Most of the Asaeb casualties were killed and injured in mid-December. In late December most of the Asaeb commanders in Iraq were involved in transferring their dead militia members from Syria to Iraq.
Under orders issued by the Quds Force, Akram al-Ka’bi, head of the Harekat al-Nijba militia group dispatched most of its fighters to Syria. In mid-December in only one area of fighting in Latakia of Syria more than 50 of the al-Nijba militias were killed and in late December in a rocket attack launched by Syrian rebels on militia bases near Aleppo more than 30 al-Nijba members were killed. An Asaeb commander recently transferred to Iraq from Syria said to this day more than 400 members of the al-Nijba militia members have been killed in Syria.

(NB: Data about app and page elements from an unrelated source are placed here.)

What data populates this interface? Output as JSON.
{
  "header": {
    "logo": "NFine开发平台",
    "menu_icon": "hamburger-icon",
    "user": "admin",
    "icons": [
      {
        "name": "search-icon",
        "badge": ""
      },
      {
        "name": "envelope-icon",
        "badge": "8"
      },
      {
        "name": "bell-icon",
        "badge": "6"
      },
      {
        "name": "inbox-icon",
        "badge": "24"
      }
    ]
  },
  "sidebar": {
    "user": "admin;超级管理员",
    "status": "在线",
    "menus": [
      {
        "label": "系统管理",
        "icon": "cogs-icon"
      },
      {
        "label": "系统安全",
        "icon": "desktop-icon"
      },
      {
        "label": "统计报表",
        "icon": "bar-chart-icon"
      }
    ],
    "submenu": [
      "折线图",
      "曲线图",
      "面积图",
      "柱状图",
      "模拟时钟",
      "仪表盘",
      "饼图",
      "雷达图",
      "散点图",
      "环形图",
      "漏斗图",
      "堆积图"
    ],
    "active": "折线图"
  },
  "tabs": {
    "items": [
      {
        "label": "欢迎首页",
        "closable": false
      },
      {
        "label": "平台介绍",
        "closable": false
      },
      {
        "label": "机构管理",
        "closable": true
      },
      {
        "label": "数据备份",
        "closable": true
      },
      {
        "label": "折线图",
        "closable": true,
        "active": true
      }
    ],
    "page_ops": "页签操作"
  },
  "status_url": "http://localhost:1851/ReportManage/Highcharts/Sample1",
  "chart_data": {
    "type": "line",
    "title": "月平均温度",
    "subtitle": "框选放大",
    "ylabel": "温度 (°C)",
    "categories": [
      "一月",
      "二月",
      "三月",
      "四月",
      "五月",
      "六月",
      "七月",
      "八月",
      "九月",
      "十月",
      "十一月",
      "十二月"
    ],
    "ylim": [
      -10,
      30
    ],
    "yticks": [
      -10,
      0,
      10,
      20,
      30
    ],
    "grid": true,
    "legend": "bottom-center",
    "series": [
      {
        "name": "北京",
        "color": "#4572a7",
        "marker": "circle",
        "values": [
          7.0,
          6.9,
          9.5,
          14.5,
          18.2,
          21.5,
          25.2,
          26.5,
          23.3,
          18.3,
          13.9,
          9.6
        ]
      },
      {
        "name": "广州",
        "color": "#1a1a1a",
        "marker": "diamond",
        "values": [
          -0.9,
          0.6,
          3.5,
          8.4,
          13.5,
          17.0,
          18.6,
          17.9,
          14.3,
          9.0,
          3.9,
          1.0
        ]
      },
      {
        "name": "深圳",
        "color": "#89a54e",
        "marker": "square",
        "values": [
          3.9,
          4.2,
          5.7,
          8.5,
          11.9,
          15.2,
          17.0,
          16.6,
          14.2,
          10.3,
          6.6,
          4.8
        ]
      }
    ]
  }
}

The high number of casualties amongst Iraqi militias and IRGC forces rose to such an extent that in mid-December the Quds Force decided to stop Aleppo operations and withdrew from their positions. Iraqi Shiite militias who suffered heavy casualties also withdrew with the IRGC forces. The IRGC carried out this retreat under the pretext a re-organization and redevelopment of its troops.
The status of Iraqi Shiite militias in Syria and the amount of dissent amongst them regarding their presence in Syria has risen to a point that the Quds Force dispatched PMF deputy Abu Mahdi al-Mohandess to Syria in mid-January to provide promises aimed at lifting their spirits.
The Quds Force has emphasized to all Iraq Shiite militia commanders to never make public the number of their casualties and the bodies must be transferred to Iraq in secret. The IRGC has emphasized the publication of this number of deaths in Syria will both crush a blow to the spirits of Shiite militias in Iraq, and make future dispatches of Shiite militias to Syria extremely difficult.
In early January, Asaeb commander Qeis al-Khazali and Akram al-Ka’bi first met in Baghdad with Hassan Danai’far, Iranian ambassador in Iraq, with the objective of finding a solution to lift the spirits of their forces. They then visited Tehran in their mission. Following the high number of casualties amongst Shiite militias in Syria and their units being set aside in the Anbar battlefront, they launched a new trend of sectarian killings in Iraq.
The killings of Sunnis in the town of Meqdadiya in Diyala Province located north of Baghdad was launched on January 11th, being the same policy of sectarian killings the Iranian regime had launched in Iraq in the past. Massacring people and bombing Sunni mosques in Meqdadiya is part of this Iranian regime policy in Diyala with the goal of changing the social fabric of this province. For years Diyala was under the control of Shiite militia groups linked to senior commanders Badr commander Hadi al-Ameri and al-Khazali.
Shiite militias and PMF units, set aside from government-run military operations, and considering the fact that Baghdad is no longer willing to allocate a separate budget for them, are actually welcoming this sectarian war. Asaeb and Badr militia commanders have been briefed by Quds Force commanders to stretch the scope of this sectarian war to Baghdad. Currently Shiite militia commanders have held secret sessions in mosques and other religious centers in various areas, all aimed at planning this sectarian battle in Baghdad and they enjoy the strong support of the Iranian embassy in Baghdad.